I choose to do a soft launch and sent it to promoters – other people in tech, my immediate network, technology writers and editors, etc. I sent it out to editors and YouTubers so the general public knew it was real and that if they backed the project, they were going to receive a DreamScreen. This resulted in some good press which we later used to showcase as social proof on our Kickstarter page. It added another trust element to backers because they could see that tech magazines and blogs had already featured us.

The takeaway is that people who do a soft launch (pre-Kickstarter) probably have more success than those who are making their first impression on Kickstarter. It goes back to the trust element; if tech writers like the product why wouldn’t a consumer?

Other advice: We also spent a lot of time writing a good press release and translating it into as many languages as possible. I even closed-captioned it in English, because I found that deaf people were interested in the visual effects of DreamScreen. I had the video translated into five languages because Kickstarter is such an international community and I didn’t want to exclude anyone.  Next time I launch something I’m going to push it out to 10 languages or more.

  1. How can companies come up with good stories that will help to sell themselves as well as their products?

We wanted the product to be the face of the company, not us as founders. A lot of people wanted us to put ourselves on our video we created. We went to conferences and people suggested putting ourselves in our video and we decided against it.

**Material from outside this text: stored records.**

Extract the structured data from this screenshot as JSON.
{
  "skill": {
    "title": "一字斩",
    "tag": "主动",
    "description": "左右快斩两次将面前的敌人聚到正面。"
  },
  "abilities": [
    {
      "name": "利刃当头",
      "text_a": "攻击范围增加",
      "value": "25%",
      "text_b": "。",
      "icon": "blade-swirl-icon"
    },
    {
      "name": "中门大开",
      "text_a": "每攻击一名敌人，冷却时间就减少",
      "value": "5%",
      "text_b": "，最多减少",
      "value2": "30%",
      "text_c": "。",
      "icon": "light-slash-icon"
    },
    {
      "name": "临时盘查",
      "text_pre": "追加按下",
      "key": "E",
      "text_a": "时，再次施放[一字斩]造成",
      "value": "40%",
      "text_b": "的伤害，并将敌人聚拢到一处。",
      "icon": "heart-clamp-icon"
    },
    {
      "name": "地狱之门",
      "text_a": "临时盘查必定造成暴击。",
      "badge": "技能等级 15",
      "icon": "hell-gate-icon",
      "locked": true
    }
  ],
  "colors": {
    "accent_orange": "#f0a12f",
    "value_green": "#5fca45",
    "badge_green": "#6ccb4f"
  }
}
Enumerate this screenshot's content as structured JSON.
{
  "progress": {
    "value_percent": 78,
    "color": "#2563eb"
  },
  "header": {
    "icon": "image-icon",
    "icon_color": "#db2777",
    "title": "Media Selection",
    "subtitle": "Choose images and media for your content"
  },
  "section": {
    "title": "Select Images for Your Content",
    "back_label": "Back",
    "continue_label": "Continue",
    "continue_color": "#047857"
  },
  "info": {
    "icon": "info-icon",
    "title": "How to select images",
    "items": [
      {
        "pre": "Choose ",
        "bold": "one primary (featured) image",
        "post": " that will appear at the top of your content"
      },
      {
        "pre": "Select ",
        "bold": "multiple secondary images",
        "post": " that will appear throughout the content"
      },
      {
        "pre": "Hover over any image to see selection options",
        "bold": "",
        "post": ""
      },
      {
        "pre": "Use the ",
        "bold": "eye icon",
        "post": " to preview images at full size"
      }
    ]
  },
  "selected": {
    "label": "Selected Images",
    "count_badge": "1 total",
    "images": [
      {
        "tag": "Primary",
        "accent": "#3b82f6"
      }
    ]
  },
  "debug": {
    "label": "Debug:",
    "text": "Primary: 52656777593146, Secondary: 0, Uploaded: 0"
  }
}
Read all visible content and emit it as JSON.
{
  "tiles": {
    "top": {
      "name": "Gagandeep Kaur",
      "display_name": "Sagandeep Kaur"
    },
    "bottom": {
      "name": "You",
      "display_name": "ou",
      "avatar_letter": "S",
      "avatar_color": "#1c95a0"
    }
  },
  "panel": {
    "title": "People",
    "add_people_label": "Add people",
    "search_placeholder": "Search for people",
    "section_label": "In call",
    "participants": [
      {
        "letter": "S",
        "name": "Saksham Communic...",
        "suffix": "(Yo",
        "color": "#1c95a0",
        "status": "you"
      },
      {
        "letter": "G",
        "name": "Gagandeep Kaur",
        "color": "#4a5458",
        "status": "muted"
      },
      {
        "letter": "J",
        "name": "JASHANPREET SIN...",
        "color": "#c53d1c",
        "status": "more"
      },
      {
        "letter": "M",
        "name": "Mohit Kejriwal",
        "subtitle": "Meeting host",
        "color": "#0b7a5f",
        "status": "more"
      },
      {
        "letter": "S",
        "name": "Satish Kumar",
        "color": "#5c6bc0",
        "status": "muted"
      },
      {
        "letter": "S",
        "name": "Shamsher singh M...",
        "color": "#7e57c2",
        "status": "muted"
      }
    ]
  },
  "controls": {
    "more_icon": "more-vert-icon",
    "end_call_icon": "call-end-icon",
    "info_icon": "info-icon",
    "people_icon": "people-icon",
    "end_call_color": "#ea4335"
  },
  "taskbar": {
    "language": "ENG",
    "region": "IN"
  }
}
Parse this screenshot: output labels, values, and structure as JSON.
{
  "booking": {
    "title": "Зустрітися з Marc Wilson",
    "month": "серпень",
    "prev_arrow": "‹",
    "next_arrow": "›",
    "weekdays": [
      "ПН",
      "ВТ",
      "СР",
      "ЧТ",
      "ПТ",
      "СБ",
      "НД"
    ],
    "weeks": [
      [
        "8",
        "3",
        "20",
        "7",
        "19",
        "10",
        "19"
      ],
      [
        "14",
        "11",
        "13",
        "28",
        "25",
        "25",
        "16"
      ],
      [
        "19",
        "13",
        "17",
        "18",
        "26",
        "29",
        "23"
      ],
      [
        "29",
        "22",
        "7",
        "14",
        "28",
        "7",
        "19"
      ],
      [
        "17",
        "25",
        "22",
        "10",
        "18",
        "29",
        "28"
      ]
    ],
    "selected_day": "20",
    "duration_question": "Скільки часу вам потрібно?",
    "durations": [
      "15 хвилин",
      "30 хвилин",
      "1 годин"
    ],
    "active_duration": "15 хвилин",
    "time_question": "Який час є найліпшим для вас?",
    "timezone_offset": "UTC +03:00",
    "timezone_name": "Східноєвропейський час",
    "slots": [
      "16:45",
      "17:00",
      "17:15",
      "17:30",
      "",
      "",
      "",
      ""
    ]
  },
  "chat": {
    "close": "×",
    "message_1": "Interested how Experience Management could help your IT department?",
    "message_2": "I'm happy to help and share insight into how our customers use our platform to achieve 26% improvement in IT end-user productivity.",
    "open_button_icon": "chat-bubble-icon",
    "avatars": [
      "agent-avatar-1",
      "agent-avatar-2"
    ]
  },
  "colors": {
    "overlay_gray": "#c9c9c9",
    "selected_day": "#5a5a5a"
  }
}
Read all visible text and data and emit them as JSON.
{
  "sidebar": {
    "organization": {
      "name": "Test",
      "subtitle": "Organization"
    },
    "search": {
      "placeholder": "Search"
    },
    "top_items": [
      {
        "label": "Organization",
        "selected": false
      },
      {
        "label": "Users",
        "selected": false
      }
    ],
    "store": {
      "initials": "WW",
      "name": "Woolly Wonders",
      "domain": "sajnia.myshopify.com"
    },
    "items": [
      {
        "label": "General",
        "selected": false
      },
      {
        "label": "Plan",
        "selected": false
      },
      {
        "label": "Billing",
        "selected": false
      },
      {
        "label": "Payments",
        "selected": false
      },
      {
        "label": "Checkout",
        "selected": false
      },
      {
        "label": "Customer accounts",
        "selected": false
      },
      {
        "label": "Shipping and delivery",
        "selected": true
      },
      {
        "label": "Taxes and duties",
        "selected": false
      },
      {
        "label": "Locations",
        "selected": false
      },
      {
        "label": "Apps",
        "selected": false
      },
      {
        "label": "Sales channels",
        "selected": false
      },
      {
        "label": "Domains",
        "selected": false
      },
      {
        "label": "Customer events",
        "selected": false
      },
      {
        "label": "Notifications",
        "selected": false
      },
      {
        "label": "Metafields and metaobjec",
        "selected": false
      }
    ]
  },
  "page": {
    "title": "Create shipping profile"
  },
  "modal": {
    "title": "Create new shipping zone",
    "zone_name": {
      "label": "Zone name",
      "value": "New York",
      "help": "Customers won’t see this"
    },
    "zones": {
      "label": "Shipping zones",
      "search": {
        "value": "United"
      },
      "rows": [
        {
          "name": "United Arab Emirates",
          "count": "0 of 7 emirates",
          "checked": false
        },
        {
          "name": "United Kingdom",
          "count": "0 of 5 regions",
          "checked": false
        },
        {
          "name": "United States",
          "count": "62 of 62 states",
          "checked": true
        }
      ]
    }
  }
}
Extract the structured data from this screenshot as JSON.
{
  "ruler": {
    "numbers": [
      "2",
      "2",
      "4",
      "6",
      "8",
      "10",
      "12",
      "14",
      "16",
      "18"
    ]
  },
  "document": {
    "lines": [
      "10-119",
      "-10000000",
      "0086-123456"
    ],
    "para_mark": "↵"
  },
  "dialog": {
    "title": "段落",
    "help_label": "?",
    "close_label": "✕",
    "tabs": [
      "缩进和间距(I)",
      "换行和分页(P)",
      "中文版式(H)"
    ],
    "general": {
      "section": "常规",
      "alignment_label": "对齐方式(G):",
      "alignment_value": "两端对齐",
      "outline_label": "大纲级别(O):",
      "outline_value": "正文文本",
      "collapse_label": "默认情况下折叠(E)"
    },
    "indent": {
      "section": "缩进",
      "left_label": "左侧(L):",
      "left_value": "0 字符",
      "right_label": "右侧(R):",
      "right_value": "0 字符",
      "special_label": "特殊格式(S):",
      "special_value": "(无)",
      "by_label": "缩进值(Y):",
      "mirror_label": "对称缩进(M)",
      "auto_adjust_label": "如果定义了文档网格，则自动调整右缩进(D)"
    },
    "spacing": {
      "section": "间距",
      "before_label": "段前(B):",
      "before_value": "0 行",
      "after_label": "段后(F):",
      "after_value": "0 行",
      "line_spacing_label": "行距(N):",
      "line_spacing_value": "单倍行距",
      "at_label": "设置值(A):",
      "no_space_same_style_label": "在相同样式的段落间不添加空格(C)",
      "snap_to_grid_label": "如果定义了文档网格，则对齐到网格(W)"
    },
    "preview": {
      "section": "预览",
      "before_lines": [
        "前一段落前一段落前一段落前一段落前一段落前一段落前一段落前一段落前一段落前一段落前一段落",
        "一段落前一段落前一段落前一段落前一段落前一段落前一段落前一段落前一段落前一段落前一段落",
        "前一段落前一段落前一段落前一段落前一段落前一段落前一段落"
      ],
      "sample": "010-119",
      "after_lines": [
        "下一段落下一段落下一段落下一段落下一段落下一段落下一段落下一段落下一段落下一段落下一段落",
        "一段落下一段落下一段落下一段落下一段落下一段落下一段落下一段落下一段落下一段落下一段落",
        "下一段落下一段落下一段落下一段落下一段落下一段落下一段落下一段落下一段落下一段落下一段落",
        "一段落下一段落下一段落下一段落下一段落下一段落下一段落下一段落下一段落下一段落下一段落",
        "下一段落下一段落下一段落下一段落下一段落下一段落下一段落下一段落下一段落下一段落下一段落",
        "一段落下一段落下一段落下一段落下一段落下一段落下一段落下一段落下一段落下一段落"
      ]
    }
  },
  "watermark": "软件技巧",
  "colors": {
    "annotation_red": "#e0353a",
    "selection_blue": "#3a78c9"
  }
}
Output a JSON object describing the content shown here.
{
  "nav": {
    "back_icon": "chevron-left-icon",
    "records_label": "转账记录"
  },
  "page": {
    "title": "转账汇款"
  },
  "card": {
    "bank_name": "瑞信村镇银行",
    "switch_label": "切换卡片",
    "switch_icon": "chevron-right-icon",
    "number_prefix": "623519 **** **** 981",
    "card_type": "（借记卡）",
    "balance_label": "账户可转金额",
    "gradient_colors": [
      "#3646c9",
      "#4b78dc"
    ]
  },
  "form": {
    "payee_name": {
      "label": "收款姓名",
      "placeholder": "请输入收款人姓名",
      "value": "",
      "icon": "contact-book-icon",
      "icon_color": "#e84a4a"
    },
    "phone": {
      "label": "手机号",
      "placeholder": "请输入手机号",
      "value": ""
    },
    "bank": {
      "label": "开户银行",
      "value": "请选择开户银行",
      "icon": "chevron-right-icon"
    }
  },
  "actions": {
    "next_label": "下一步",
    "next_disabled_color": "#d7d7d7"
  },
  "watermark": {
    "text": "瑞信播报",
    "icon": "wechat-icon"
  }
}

That said, my DreamScreen profile is my husband and I and we linked our Facebook page to show we are real people. Other than that, we showed pictures of the team on the campaign page to show that we were a viable company. We remained product-focused and tried to keep the spotlight away from us and onto our product, and it worked out well for us.

  1. What kind of stretch goals do you suggest?

We got so much feedback from the backers that we based our goals on what backers were asking for. For example, some people wanted a Windows app, others wanted integration with a Smart Watch, some wanted new Ambient Scenes and others wanted us to integrate DreamScreen with their home lighting, so we added those to the campaign as Stretch Goals, and are currently developing those add-ons.

The backers loved it when we listened to them and did as they requested. Let the backers tell you how to improve your product and you win their loyalty and get free consumer perspective.

  1. What are good Kickstarter resources that you like?

Kicktraq.com is good resource to see where you are trending and gives you a lot of analytics on your campaign [that Kickstarter doesn’t]. We went there almost every day to see how our campaign was doing.

Other vital things to these campaigns are strong targeting of:

  • Facebook ad campaigns
  • Behavioral targeting ads
  • PPC
  • Paid Search
  • Digital Banner Ads with retargeting

 

  1. What other preparation did you do before launching?

We had all our developer work already done, we had our app built, and we encouraged people to download it. A lot of Kickstarter products don’t deliver so whatever you can do to alleviate those concerns the better off you’ll be.

The more information you can put on the page the better. My campaign page has tons of specs, timelines, photos, and a desire to inundate the user with as much info as possible.

  1. Any other advice?

One piece of advice I’d give is to not to launch your crowdfunding project on Indiegogo. Kickstarter has a higher level of legitimacy because you actually have to have a tangible product or service and a working prototype, whereas with Indiegogo you just have to have an idea, so it is a much bigger gamble to the consumer. People want to back a product that is ready to go and have the assurance their money is being well spent.

Daniel Lofaso

Daniel E. Lofaso is the CEO and technical SEO strategist of Digital Elevator and is also the co-founder of startup SwellSpy. Lofaso also serves on the Startup Council of Palm Beach Tech and leads the Content Marketing sub-committee for the organization. Connect with Lofaso on Twitter and
LinkedIn.
How to Raise $382,658 on Kickstarter: Kate Reddy with DreamScreen